● Task brief
Return every line below in which "screenshot" appears.

[Entries from a dataset of interfaces]
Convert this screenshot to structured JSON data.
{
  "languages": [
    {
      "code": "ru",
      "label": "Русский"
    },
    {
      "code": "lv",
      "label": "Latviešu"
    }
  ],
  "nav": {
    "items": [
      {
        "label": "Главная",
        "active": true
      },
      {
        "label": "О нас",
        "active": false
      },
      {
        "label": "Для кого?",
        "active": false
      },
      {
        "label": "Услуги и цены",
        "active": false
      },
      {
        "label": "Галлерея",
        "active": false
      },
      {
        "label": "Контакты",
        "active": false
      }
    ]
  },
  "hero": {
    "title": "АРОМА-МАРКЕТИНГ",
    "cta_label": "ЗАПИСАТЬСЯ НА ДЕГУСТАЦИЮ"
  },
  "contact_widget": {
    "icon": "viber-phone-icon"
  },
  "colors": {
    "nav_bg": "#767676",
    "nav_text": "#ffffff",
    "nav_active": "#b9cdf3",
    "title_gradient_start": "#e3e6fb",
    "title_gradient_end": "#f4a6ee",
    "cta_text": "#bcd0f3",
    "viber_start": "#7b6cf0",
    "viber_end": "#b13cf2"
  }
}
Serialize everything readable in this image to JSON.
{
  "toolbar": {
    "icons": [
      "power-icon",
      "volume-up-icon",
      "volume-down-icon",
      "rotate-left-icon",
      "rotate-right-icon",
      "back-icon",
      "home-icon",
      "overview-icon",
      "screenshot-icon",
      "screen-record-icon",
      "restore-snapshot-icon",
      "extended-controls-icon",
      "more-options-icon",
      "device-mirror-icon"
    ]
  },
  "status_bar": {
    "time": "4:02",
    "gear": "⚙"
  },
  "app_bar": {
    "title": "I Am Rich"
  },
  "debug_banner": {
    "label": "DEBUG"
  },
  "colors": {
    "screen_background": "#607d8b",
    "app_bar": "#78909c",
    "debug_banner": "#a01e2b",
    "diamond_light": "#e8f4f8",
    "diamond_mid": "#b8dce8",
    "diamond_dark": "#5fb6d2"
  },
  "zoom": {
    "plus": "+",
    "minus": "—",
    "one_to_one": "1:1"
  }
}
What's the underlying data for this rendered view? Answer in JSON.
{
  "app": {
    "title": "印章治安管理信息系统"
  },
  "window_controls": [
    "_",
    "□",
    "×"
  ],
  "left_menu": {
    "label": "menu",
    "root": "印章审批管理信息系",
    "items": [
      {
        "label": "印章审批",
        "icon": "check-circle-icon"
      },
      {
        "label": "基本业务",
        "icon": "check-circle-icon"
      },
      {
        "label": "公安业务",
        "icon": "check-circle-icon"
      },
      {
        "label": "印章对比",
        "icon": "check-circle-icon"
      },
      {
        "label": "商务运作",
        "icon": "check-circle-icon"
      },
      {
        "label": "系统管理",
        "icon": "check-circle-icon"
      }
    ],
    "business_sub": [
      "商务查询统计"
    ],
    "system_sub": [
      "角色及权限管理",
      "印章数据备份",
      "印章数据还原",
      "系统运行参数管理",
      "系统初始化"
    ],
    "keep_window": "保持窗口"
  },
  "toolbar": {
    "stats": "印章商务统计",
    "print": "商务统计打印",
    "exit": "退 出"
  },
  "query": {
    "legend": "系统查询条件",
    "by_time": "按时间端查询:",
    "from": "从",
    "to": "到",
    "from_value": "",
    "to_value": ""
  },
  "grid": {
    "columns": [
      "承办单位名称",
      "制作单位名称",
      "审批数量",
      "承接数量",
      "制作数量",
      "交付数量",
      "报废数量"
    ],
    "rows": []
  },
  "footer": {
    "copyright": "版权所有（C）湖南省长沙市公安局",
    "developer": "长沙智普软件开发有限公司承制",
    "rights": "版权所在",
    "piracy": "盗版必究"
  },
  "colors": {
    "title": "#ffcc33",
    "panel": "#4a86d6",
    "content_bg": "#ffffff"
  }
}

● Result of the exercise
Convert this screenshot to structured JSON data.
      "screenshot-icon",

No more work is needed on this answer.